Input:

------------------------------------

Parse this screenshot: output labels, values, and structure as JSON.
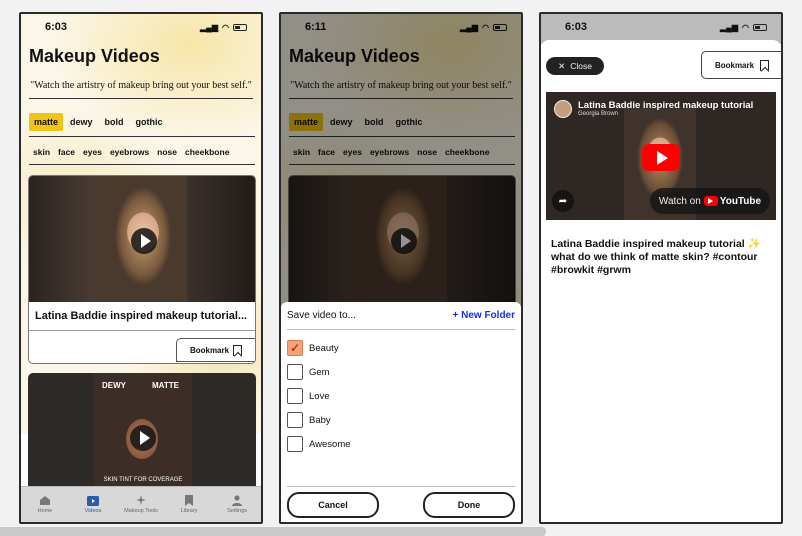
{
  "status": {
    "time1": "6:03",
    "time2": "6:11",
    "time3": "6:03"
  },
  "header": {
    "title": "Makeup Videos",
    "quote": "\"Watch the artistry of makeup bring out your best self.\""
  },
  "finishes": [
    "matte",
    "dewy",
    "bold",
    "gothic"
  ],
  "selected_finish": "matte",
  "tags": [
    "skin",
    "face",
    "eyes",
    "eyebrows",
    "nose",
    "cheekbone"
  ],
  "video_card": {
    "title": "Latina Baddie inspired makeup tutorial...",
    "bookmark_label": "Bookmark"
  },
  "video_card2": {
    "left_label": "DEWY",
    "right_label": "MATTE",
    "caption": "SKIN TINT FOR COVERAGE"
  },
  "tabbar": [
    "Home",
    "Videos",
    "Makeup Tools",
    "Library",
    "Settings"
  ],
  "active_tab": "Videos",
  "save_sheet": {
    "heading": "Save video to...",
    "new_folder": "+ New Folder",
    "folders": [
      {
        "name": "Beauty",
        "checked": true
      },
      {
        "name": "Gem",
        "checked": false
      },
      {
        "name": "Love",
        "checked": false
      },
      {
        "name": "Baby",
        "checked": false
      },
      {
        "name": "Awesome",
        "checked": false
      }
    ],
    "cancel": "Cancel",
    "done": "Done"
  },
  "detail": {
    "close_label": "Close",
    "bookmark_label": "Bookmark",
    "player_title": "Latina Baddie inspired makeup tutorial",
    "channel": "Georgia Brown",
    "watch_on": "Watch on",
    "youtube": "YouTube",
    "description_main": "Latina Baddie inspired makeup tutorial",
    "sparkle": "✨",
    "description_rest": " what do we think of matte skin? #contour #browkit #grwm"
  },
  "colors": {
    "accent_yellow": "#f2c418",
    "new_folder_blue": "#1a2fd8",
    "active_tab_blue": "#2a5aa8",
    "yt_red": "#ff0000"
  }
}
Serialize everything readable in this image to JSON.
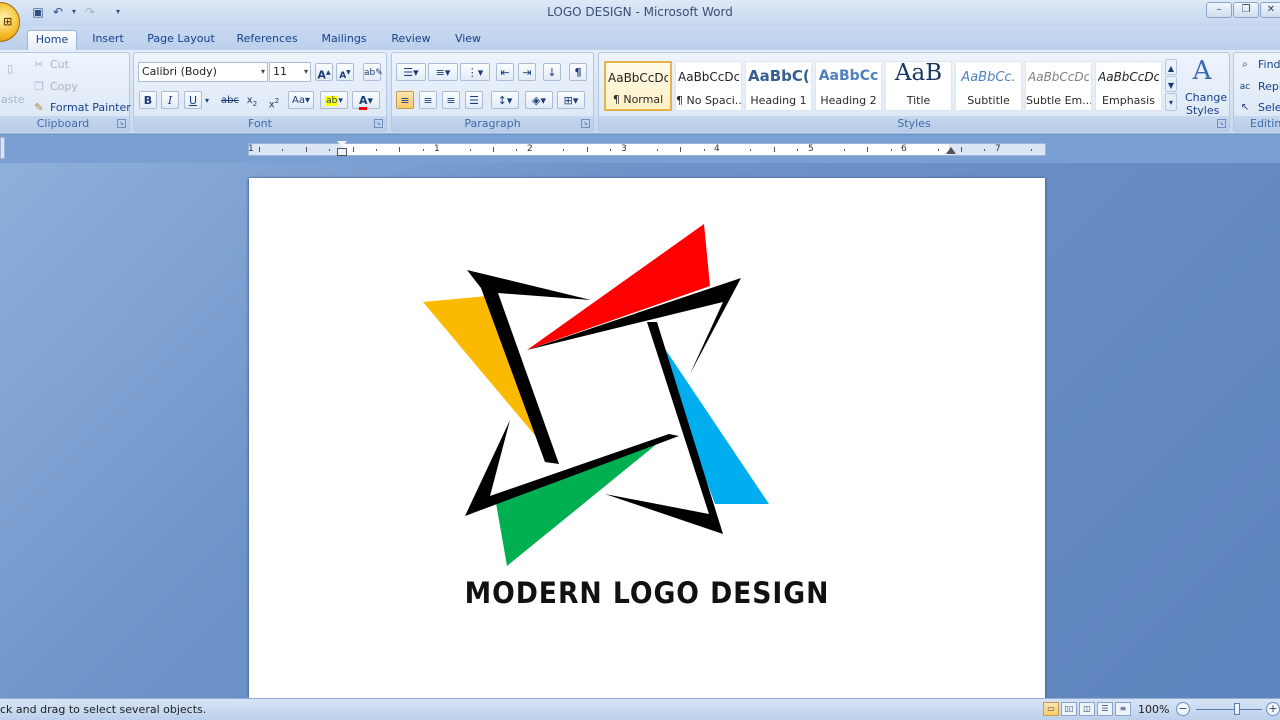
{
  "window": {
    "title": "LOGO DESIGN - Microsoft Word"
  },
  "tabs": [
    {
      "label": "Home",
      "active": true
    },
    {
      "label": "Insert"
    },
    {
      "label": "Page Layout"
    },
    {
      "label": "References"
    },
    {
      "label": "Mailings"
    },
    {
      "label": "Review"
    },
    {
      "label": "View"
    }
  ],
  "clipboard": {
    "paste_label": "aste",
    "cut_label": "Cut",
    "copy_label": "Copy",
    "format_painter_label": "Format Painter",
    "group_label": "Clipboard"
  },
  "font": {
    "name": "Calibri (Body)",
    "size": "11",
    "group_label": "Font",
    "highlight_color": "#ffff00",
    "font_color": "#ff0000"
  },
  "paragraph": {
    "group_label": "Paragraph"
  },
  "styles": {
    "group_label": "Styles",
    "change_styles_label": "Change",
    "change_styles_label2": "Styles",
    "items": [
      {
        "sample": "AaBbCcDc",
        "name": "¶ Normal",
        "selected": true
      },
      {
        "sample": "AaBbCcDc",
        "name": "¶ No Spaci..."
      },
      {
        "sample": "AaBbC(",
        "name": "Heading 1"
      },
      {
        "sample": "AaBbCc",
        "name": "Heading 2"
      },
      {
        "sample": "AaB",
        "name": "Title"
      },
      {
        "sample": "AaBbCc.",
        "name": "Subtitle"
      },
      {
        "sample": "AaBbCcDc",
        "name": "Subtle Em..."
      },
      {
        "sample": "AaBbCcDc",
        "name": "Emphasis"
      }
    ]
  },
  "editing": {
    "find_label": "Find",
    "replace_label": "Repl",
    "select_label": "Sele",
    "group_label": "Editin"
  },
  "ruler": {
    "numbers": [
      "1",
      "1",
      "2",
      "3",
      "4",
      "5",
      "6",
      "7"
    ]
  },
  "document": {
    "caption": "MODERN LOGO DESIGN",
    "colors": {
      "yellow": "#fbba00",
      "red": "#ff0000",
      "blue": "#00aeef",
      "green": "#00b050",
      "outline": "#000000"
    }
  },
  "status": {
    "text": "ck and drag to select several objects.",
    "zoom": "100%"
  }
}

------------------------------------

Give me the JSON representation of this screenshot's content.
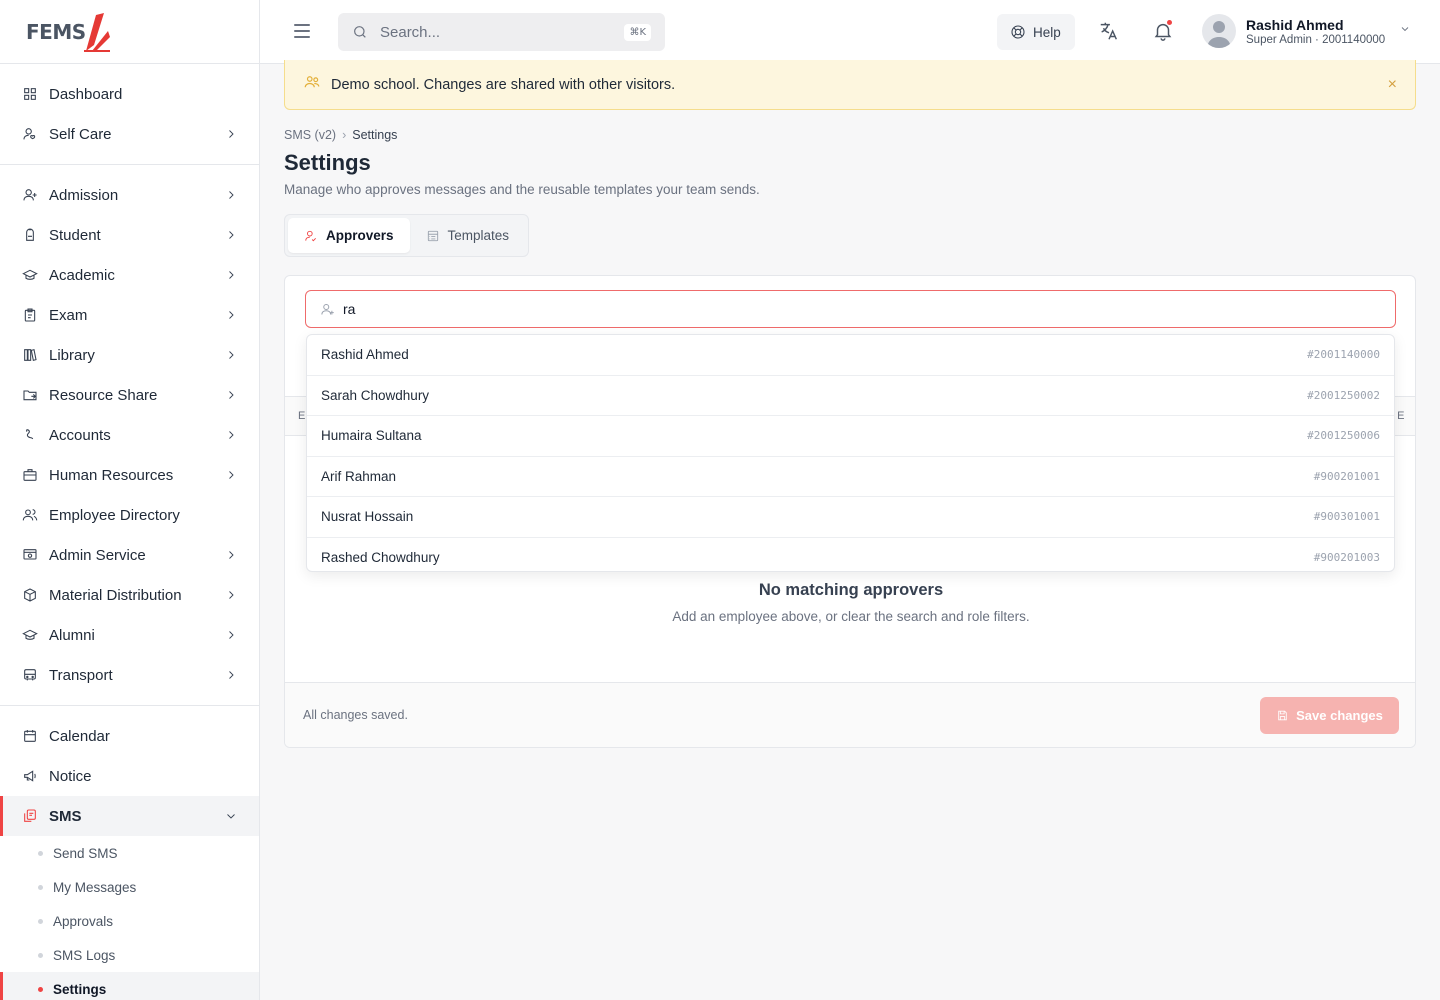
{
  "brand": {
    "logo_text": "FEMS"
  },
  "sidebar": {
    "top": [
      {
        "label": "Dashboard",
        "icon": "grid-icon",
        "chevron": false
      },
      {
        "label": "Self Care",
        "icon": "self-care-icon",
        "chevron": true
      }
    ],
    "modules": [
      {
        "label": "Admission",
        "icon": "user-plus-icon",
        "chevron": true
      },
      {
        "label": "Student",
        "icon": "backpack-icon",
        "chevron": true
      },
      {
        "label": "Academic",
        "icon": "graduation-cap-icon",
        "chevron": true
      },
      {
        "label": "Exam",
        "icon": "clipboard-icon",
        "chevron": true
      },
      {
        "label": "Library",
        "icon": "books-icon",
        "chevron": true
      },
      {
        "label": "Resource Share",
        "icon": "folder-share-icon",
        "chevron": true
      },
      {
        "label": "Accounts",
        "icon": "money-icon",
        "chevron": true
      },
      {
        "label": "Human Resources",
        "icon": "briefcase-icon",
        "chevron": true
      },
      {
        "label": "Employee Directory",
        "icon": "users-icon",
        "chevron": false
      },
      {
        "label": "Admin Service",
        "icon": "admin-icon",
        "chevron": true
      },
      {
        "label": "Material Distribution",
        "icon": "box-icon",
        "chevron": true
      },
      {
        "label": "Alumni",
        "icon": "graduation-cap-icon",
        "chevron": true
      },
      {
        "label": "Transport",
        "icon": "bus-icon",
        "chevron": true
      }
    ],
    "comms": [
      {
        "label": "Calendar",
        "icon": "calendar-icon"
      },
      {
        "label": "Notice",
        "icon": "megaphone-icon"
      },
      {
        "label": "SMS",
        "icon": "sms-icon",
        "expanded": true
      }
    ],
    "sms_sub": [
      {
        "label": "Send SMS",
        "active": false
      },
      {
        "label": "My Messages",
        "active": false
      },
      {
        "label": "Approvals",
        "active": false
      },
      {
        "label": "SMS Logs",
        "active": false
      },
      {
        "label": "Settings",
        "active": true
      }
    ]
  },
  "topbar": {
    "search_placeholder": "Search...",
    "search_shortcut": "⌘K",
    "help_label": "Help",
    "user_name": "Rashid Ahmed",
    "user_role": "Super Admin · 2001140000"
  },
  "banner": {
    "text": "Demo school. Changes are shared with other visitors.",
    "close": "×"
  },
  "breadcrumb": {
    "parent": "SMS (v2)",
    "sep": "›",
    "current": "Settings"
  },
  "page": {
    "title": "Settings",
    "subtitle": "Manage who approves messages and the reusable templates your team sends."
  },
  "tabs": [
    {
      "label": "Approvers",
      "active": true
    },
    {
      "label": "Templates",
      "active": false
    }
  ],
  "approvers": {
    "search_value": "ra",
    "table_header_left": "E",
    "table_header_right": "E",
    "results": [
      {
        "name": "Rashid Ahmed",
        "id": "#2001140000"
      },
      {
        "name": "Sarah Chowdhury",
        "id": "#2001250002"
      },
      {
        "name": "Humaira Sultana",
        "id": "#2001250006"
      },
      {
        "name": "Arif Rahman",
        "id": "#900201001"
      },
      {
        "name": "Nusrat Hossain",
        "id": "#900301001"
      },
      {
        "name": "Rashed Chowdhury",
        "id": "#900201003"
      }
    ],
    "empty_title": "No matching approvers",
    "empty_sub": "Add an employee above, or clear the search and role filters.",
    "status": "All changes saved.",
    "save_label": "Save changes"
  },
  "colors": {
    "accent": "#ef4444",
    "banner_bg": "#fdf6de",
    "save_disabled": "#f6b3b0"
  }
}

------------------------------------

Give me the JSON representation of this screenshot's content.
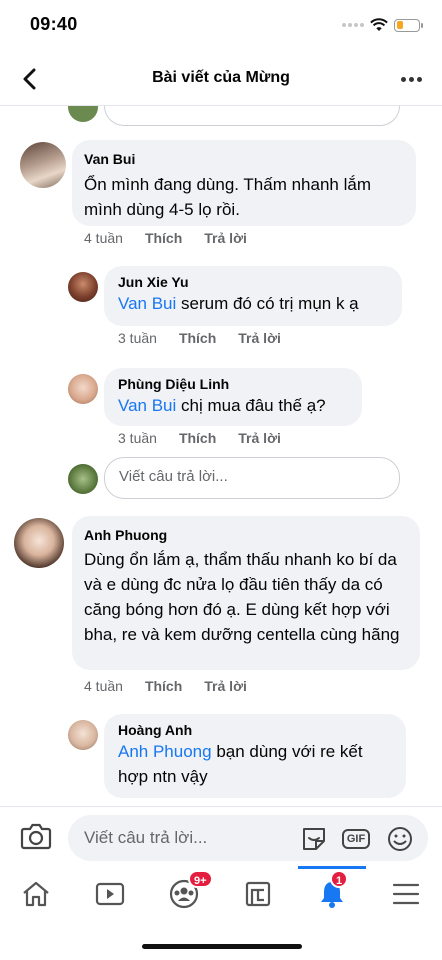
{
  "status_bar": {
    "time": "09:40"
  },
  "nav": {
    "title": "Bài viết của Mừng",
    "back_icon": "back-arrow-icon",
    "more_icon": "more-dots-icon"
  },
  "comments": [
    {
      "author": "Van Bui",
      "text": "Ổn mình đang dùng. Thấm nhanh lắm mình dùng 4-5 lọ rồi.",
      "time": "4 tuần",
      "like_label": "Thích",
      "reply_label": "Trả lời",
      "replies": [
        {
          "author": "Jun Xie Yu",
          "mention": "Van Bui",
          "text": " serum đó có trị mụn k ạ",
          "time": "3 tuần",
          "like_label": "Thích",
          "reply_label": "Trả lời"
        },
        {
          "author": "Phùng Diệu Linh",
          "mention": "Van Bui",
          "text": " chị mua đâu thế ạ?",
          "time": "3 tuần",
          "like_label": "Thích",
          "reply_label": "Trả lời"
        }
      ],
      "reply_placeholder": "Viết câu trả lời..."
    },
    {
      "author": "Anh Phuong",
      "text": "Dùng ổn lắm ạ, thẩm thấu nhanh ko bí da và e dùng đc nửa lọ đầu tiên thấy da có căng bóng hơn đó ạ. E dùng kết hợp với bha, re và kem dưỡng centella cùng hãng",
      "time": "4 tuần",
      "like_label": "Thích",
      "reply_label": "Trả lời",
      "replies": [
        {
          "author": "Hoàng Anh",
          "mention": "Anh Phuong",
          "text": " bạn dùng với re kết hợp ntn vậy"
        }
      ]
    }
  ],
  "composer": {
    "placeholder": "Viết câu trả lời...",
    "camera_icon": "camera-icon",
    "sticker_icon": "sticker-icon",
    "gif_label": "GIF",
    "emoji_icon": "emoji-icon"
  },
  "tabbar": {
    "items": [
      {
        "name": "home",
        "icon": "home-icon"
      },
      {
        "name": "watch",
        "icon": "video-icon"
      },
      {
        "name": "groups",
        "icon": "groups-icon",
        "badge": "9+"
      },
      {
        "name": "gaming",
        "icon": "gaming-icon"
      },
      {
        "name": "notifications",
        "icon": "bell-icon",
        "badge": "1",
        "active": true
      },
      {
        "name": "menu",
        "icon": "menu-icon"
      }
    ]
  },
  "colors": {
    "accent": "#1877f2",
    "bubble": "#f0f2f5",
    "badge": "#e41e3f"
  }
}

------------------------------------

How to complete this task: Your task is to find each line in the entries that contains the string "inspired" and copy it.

Result below:
    "title": "Latina Baddie inspired makeup tutorial...",
    "player_title": "Latina Baddie inspired makeup tutorial",
    "description_main": "Latina Baddie inspired makeup tutorial",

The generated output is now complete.